(Interface dataset entries)
****
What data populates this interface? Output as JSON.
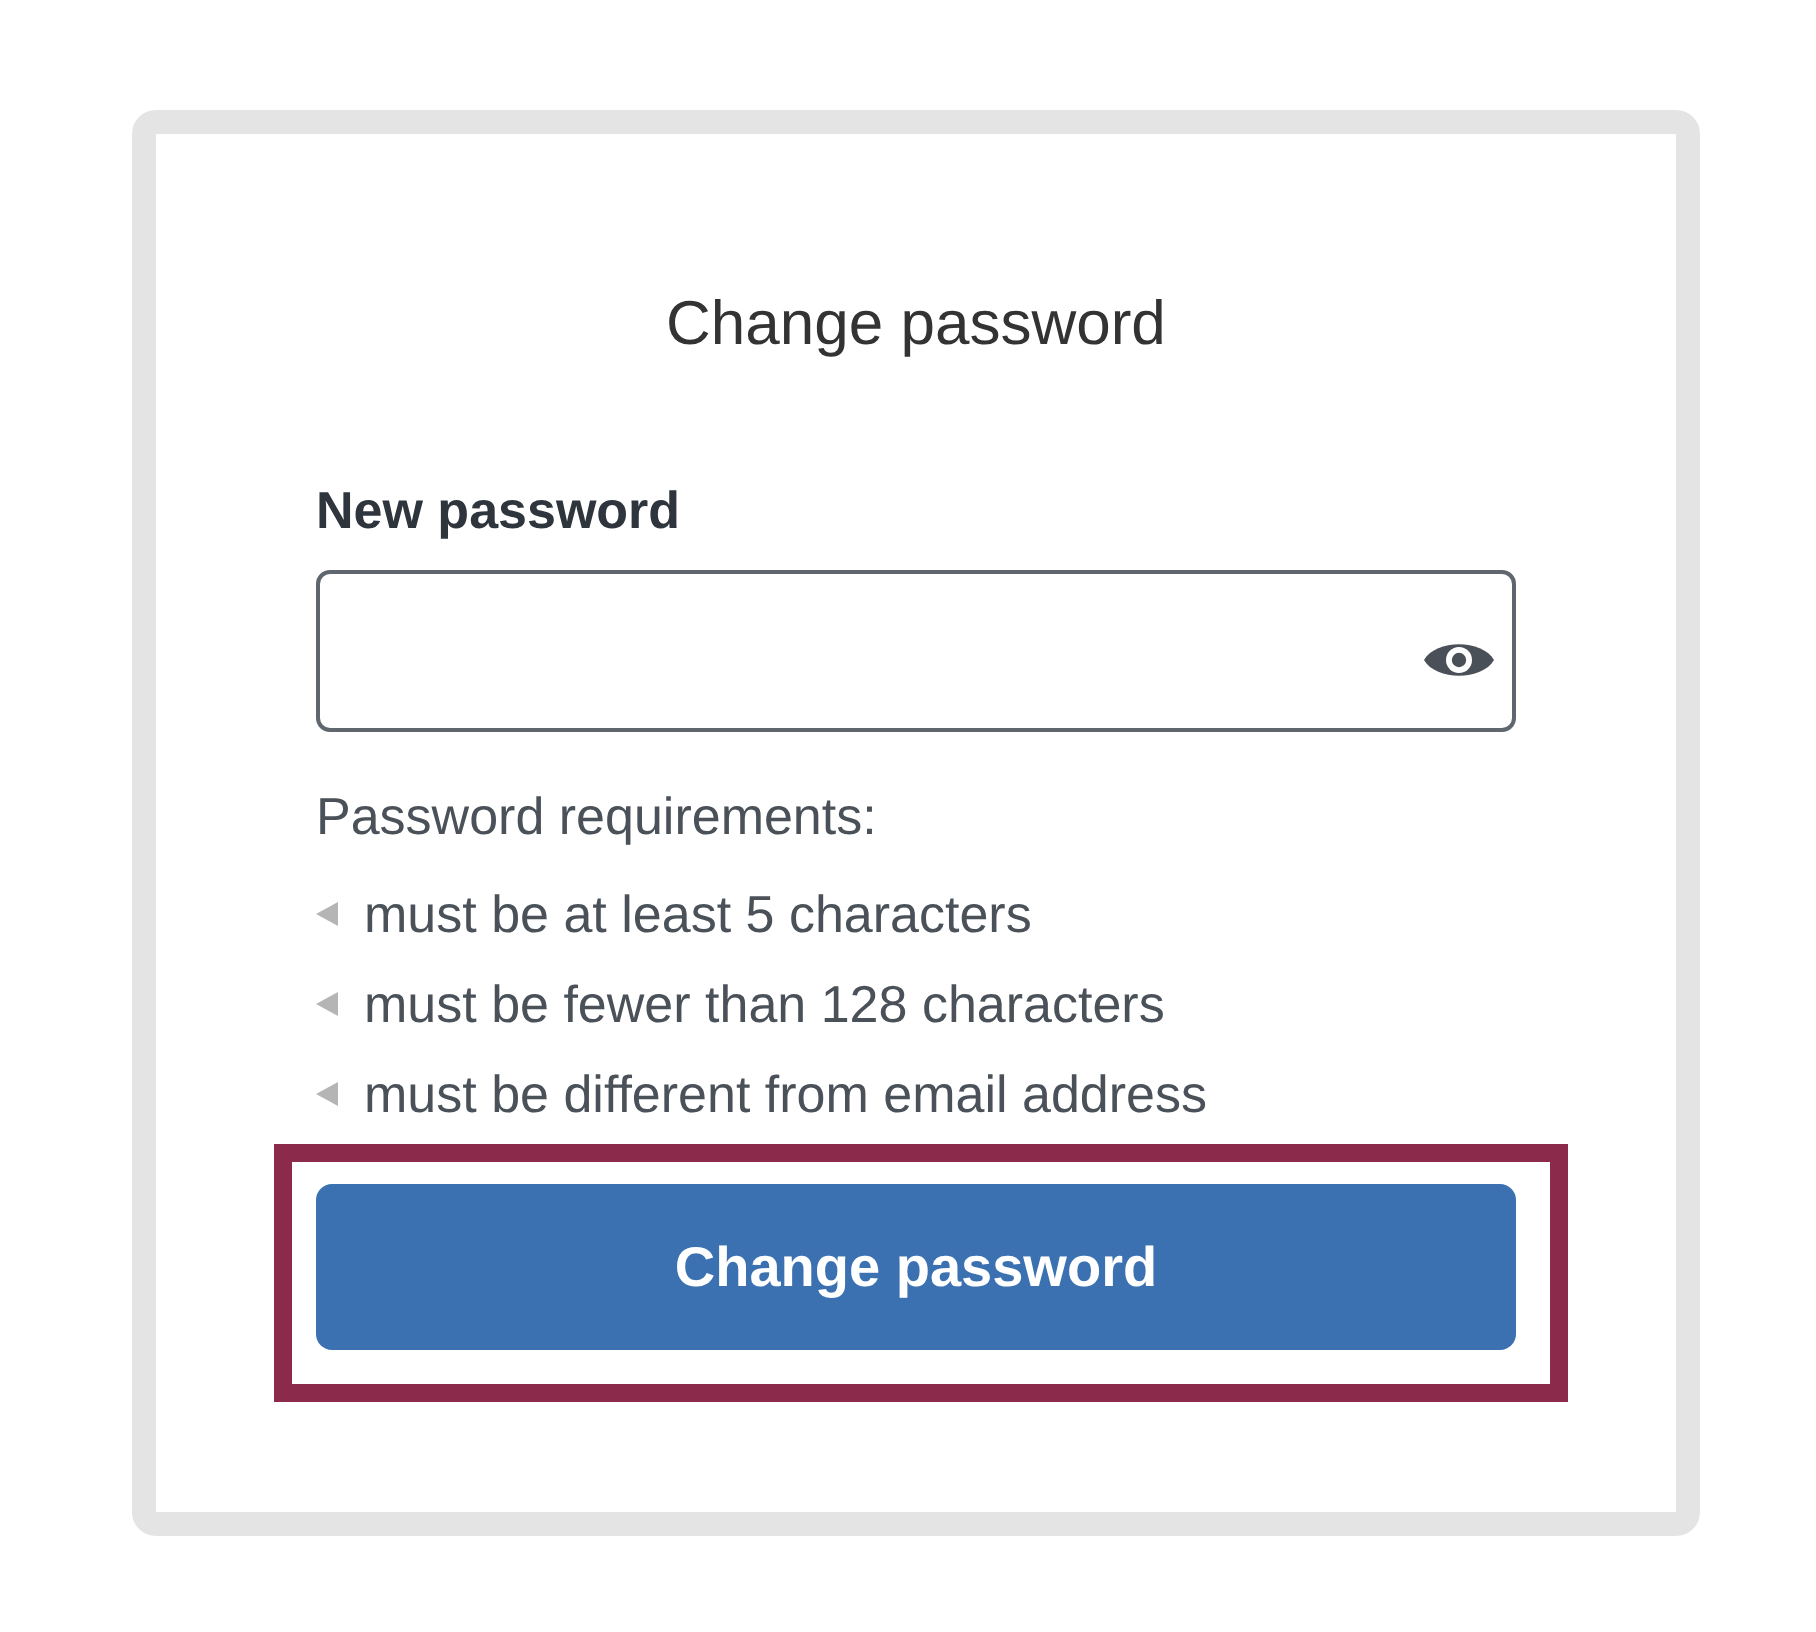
{
  "title": "Change password",
  "password_field": {
    "label": "New password",
    "reveal_toggle": true
  },
  "requirements": {
    "heading": "Password requirements:",
    "items": [
      "must be at least 5 characters",
      "must be fewer than 128 characters",
      "must be different from email address"
    ]
  },
  "submit_button": {
    "label": "Change password",
    "highlighted": true
  }
}
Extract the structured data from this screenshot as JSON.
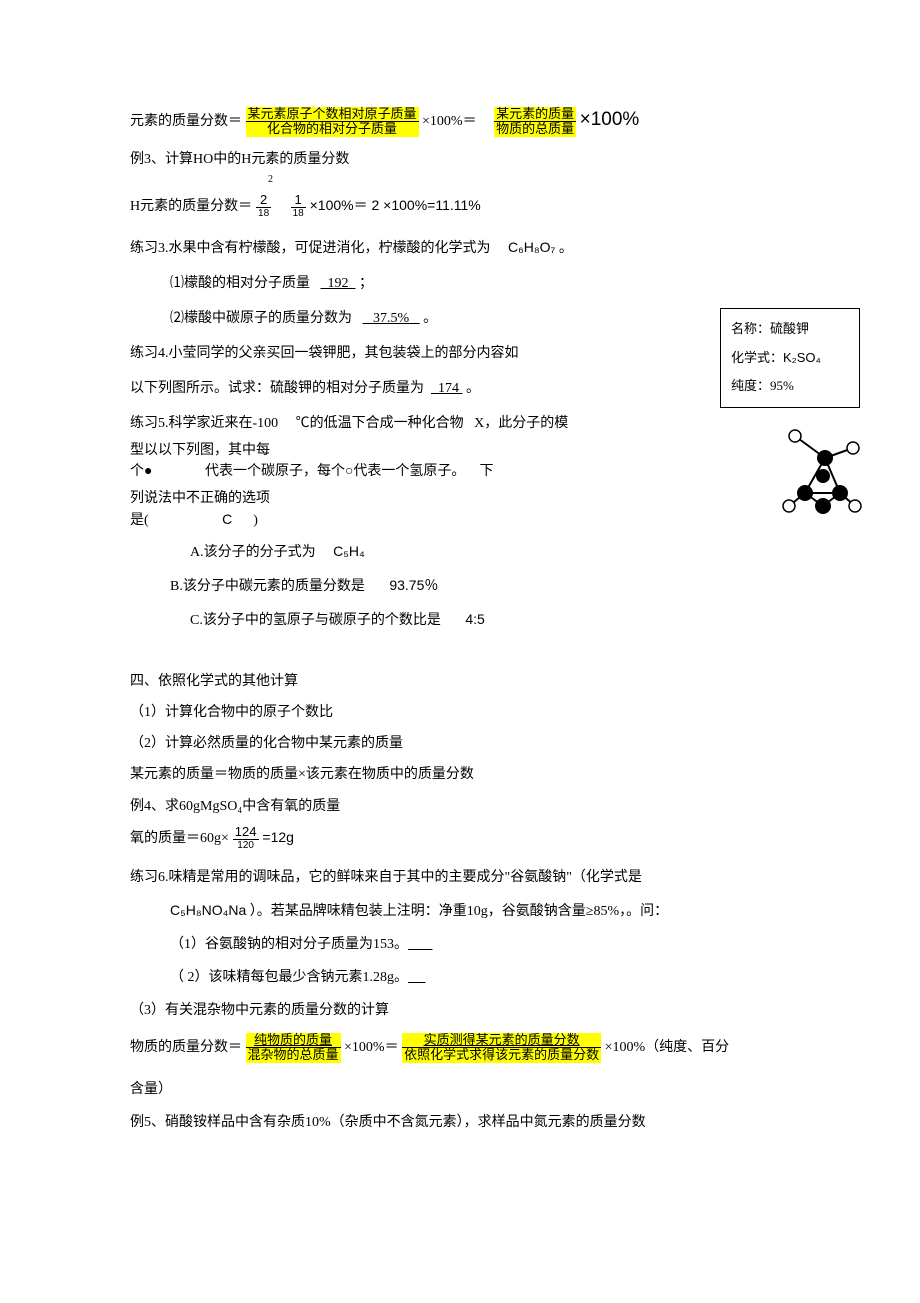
{
  "eq1": {
    "lhs": "元素的质量分数＝",
    "num1": "某元素原子个数相对原子质量",
    "den1": "化合物的相对分子质量",
    "mid": "×100%＝",
    "num2": "某元素的质量",
    "den2": "物质的总质量",
    "tail": "×100%"
  },
  "ex3": {
    "title": "例3、计算HO中的H元素的质量分数",
    "sub": "2",
    "l1a": "H元素的质量分数＝",
    "n1": "2",
    "d1": "18",
    "m1": "1",
    "dd1": "18",
    "txt1": "×100%＝",
    "n2": "2",
    "txt2": "×100%=11.11%"
  },
  "p3": {
    "head": "练习3.水果中含有柠檬酸，可促进消化，柠檬酸的化学式为",
    "formula": "C₆H₈O₇",
    "tail": "。",
    "q1": "⑴檬酸的相对分子质量",
    "a1": "192",
    "a1t": "；",
    "q2": "⑵檬酸中碳原子的质量分数为",
    "a2": "37.5%",
    "a2t": "。"
  },
  "p4": {
    "l1": "练习4.小莹同学的父亲买回一袋钾肥，其包装袋上的部分内容如",
    "l2": "以下列图所示。试求：硫酸钾的相对分子质量为",
    "a": "174",
    "at": "。"
  },
  "box": {
    "l1": "名称：硫酸钾",
    "l2a": "化学式：",
    "l2b": "K₂SO₄",
    "l3": "纯度：95%"
  },
  "p5": {
    "l1": "练习5.科学家近来在-100",
    "l1b": "℃的低温下合成一种化合物",
    "l1c": "X，此分子的模",
    "l2": "型以以下列图，其中每",
    "l2b": "个●",
    "l2c": "代表一个碳原子，每个○代表一个氢原子。",
    "l2d": "下",
    "l3": "列说法中不正确的选项",
    "l3b": "是(",
    "l3c": "C",
    "l3d": ")",
    "a": "A.该分子的分子式为",
    "af": "C₅H₄",
    "b": "B.该分子中碳元素的质量分数是",
    "bv": "93.75％",
    "c": "C.该分子中的氢原子与碳原子的个数比是",
    "cv": "4:5"
  },
  "s4": {
    "h": "四、依照化学式的其他计算",
    "i1": "（1）计算化合物中的原子个数比",
    "i2": "（2）计算必然质量的化合物中某元素的质量",
    "f": "某元素的质量＝物质的质量×该元素在物质中的质量分数",
    "ex4": "例4、求60gMgSO₄中含有氧的质量",
    "ex4a": "氧的质量＝60g×",
    "ex4n": "124",
    "ex4d": "120",
    "ex4t": "=12g"
  },
  "p6": {
    "l1": "练习6.味精是常用的调味品，它的鲜味来自于其中的主要成分\"谷氨酸钠\"（化学式是",
    "l2a": "C₅H₈NO₄Na",
    "l2b": "）。若某品牌味精包装上注明：净重10g，谷氨酸钠含量≥85%，。问：",
    "q1": "（1）谷氨酸钠的相对分子质量为153。",
    "q2": "（ 2）该味精每包最少含钠元素1.28g。"
  },
  "s3i3": "（3）有关混杂物中元素的质量分数的计算",
  "eq2": {
    "lhs": "物质的质量分数＝",
    "n1": "纯物质的质量",
    "d1": "混杂物的总质量",
    "m": "×100%＝",
    "n2": "实质测得某元素的质量分数",
    "d2": "依照化学式求得该元素的质量分数",
    "t": "×100%（纯度、百分",
    "t2": "含量）"
  },
  "ex5": "例5、硝酸铵样品中含有杂质10%（杂质中不含氮元素），求样品中氮元素的质量分数"
}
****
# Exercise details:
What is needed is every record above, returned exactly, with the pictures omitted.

# Exercise output:
What data populates this interface? Output as JSON.
{
  "title": "Change password",
  "password_field": {
    "label": "New password",
    "reveal_toggle": true
  },
  "requirements": {
    "heading": "Password requirements:",
    "items": [
      "must be at least 5 characters",
      "must be fewer than 128 characters",
      "must be different from email address"
    ]
  },
  "submit_button": {
    "label": "Change password",
    "highlighted": true
  }
}
Extract the structured data from this screenshot as JSON.
{
  "eq1": {
    "lhs": "元素的质量分数＝",
    "num1": "某元素原子个数相对原子质量",
    "den1": "化合物的相对分子质量",
    "mid": "×100%＝",
    "num2": "某元素的质量",
    "den2": "物质的总质量",
    "tail": "×100%"
  },
  "ex3": {
    "title": "例3、计算HO中的H元素的质量分数",
    "sub": "2",
    "l1a": "H元素的质量分数＝",
    "n1": "2",
    "d1": "18",
    "m1": "1",
    "dd1": "18",
    "txt1": "×100%＝",
    "n2": "2",
    "txt2": "×100%=11.11%"
  },
  "p3": {
    "head": "练习3.水果中含有柠檬酸，可促进消化，柠檬酸的化学式为",
    "formula": "C₆H₈O₇",
    "tail": "。",
    "q1": "⑴檬酸的相对分子质量",
    "a1": "192",
    "a1t": "；",
    "q2": "⑵檬酸中碳原子的质量分数为",
    "a2": "37.5%",
    "a2t": "。"
  },
  "p4": {
    "l1": "练习4.小莹同学的父亲买回一袋钾肥，其包装袋上的部分内容如",
    "l2": "以下列图所示。试求：硫酸钾的相对分子质量为",
    "a": "174",
    "at": "。"
  },
  "box": {
    "l1": "名称：硫酸钾",
    "l2a": "化学式：",
    "l2b": "K₂SO₄",
    "l3": "纯度：95%"
  },
  "p5": {
    "l1": "练习5.科学家近来在-100",
    "l1b": "℃的低温下合成一种化合物",
    "l1c": "X，此分子的模",
    "l2": "型以以下列图，其中每",
    "l2b": "个●",
    "l2c": "代表一个碳原子，每个○代表一个氢原子。",
    "l2d": "下",
    "l3": "列说法中不正确的选项",
    "l3b": "是(",
    "l3c": "C",
    "l3d": ")",
    "a": "A.该分子的分子式为",
    "af": "C₅H₄",
    "b": "B.该分子中碳元素的质量分数是",
    "bv": "93.75％",
    "c": "C.该分子中的氢原子与碳原子的个数比是",
    "cv": "4:5"
  },
  "s4": {
    "h": "四、依照化学式的其他计算",
    "i1": "（1）计算化合物中的原子个数比",
    "i2": "（2）计算必然质量的化合物中某元素的质量",
    "f": "某元素的质量＝物质的质量×该元素在物质中的质量分数",
    "ex4": "例4、求60gMgSO₄中含有氧的质量",
    "ex4a": "氧的质量＝60g×",
    "ex4n": "124",
    "ex4d": "120",
    "ex4t": "=12g"
  },
  "p6": {
    "l1": "练习6.味精是常用的调味品，它的鲜味来自于其中的主要成分\"谷氨酸钠\"（化学式是",
    "l2a": "C₅H₈NO₄Na",
    "l2b": "）。若某品牌味精包装上注明：净重10g，谷氨酸钠含量≥85%，。问：",
    "q1": "（1）谷氨酸钠的相对分子质量为153。",
    "q2": "（ 2）该味精每包最少含钠元素1.28g。"
  },
  "s3i3": "（3）有关混杂物中元素的质量分数的计算",
  "eq2": {
    "lhs": "物质的质量分数＝",
    "n1": "纯物质的质量",
    "d1": "混杂物的总质量",
    "m": "×100%＝",
    "n2": "实质测得某元素的质量分数",
    "d2": "依照化学式求得该元素的质量分数",
    "t": "×100%（纯度、百分",
    "t2": "含量）"
  },
  "ex5": "例5、硝酸铵样品中含有杂质10%（杂质中不含氮元素），求样品中氮元素的质量分数"
}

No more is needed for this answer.